The sukkah, the fragile hut that gives the Sukkot holiday its name, could be the most ambivalent symbol in all of Jewish tradition. Custom dictates that we spend a week each fall dwelling — or at least taking meals — in a roofless shack, open to the heavens. It is, we are taught, a time to be at one with nature and its bounty. Then again, we are taught, it is also a reminder of our vulnerability to nature’s wrath.
The prayer book calls this holiday zman simchateinu, “the season of our joy.” But it is a joy tinged with sadness, even foreboding. The days grow shorter. The air has a wintry chill. In Israel, where the holiday originated, it marks the end of the summer drought and the onset of the rainy season. And so we sit in our sukkot, reveling in nature but waiting to be drenched, uncertain just how to feel.
This year, there was little doubt. Due to the vagaries of the lunar calendar, the holiday came late. Sukkah dwellers in Israel and much of North America spent the holiday soaked and shivering, more than a little unhappy in this season of joy.
Nowhere was the misery greater than in Florida, where the holiday was interrupted by Hurricane Wilma. It was the 21st named tropical storm of the current season — an all-time record — and the eighth hurricane to hit Florida in 15 months.

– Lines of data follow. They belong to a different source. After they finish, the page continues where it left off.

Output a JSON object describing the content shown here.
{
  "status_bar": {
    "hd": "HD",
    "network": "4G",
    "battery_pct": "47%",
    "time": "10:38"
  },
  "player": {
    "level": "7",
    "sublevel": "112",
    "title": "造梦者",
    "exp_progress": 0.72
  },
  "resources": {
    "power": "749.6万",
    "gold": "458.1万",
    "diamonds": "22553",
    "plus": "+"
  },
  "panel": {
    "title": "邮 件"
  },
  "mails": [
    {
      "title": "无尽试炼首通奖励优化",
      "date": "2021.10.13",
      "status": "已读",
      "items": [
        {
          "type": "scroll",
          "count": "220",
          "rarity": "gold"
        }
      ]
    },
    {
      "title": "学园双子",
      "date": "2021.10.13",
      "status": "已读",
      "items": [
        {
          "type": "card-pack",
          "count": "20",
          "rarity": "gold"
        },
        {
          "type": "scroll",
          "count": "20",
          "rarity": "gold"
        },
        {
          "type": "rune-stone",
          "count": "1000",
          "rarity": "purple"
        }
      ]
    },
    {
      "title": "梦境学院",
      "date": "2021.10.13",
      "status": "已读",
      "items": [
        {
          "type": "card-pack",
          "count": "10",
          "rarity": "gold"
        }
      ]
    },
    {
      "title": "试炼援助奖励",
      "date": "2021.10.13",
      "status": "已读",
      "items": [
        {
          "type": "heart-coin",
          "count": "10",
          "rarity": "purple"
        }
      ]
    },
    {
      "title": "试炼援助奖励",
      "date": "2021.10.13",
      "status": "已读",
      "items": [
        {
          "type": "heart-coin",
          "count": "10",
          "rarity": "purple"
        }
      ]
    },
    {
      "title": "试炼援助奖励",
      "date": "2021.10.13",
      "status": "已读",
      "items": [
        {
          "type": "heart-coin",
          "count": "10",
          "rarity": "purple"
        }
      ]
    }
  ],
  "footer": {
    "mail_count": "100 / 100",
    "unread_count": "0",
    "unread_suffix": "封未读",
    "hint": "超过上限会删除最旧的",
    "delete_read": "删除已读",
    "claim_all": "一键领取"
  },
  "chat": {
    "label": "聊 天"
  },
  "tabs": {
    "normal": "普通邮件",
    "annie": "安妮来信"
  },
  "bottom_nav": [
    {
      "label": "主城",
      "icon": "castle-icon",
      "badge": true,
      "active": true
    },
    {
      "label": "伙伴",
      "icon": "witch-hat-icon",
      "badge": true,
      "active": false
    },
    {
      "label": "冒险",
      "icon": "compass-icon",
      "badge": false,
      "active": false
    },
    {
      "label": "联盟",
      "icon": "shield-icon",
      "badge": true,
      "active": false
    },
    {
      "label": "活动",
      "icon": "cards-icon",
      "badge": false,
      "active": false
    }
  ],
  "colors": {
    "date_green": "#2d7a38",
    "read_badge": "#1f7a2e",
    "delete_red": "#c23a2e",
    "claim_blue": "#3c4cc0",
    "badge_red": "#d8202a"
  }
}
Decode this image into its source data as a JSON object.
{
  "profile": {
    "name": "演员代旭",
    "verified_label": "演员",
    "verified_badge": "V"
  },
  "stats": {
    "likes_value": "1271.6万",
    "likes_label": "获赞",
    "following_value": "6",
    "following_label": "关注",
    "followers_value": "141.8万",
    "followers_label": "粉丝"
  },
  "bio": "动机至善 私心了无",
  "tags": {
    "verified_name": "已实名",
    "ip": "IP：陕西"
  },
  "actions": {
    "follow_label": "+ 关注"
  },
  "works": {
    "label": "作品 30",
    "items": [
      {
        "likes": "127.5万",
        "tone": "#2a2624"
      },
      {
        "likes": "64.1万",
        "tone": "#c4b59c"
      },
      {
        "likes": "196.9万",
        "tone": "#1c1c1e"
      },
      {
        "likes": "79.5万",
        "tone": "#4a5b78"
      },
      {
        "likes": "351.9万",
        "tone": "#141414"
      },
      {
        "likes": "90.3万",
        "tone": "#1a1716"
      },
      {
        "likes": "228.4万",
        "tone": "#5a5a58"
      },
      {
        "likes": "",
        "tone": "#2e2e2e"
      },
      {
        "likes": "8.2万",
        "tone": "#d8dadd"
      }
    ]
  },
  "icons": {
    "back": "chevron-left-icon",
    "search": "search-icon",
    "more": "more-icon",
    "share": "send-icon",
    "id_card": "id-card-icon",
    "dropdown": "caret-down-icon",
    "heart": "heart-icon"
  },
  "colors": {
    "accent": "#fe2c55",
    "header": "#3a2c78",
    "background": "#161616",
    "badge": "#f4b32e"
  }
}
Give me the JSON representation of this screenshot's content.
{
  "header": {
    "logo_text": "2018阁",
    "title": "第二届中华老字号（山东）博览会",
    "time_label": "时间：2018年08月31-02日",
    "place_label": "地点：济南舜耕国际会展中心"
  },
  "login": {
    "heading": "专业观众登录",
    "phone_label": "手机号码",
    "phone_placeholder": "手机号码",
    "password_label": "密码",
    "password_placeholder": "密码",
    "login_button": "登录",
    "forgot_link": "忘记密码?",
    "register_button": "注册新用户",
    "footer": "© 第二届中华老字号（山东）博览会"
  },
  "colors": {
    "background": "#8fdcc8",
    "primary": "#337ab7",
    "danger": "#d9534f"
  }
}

One-quarter of the state’s residents were left without electricity. Damage was expected to run as high as $10 billion. Only in comparison to New Orleans residents did some Floridians consider themselves lucky. Just a half-dozen had been killed by this storm. Yet every death is a world unto itself.
Given the demography of sukkah dwellers, there was considerable debate during the holiday about the role of global warming in the increasing frequency and intensity of storms, and the political implications of the trend. In some parts of Florida, sukkot were filled with dark talk of a plague that began in 2000 with hanging chads and continues with falling rain.
It is simply wrong, of course, to blame President Bush for the hurricanes. To the extent that global warming is responsible for the storms’ growing intensity, it is a warming that began decades ago and built slowly. Bush inherited it.
Where Bush can be faulted is in his response to the crisis, or lack of it. Now that the world community has reached a consensus on reducing the destructive use of fossil fuels, our own government has planted itself firmly in the way of reform. As the South Florida Sun-Sentinel editorialized Saturday, just before Wilma hit: “It’s long past time for the Bush administration to get its head out of the sand and start attacking this problem. Or will we just let it keep attacking us?”
What magnifies the foreboding, perhaps beyond the limit of reasoned political discourse, is the fear that Bush and his administration are incapable of responding. Time after time, we learn after a crisis has struck that this administration had shut itself off from information it disliked — not just from critics, but also from scientists, economists and even its own intelligence experts. We are left feeling as though our leaders have left us not merely unprotected, but willfully so.
In one New York sukkah we know of, the rain gave rise one evening to a sober discussion of the hurricane then heading toward Florida, threatening so many parents and friends of the assembled. The arrival of Wilma, one guest noted, meant that the National Hurricane Center, which names each season’s storms in alphabetical order, had run out of officially sanctioned letters for the first time ever. “Think of what this means,” the guest declared. “We’ve never had a W before.”
The sukkah fell silent. Yes, everyone agreed, that’s what is frightening. We’ve never had a W before.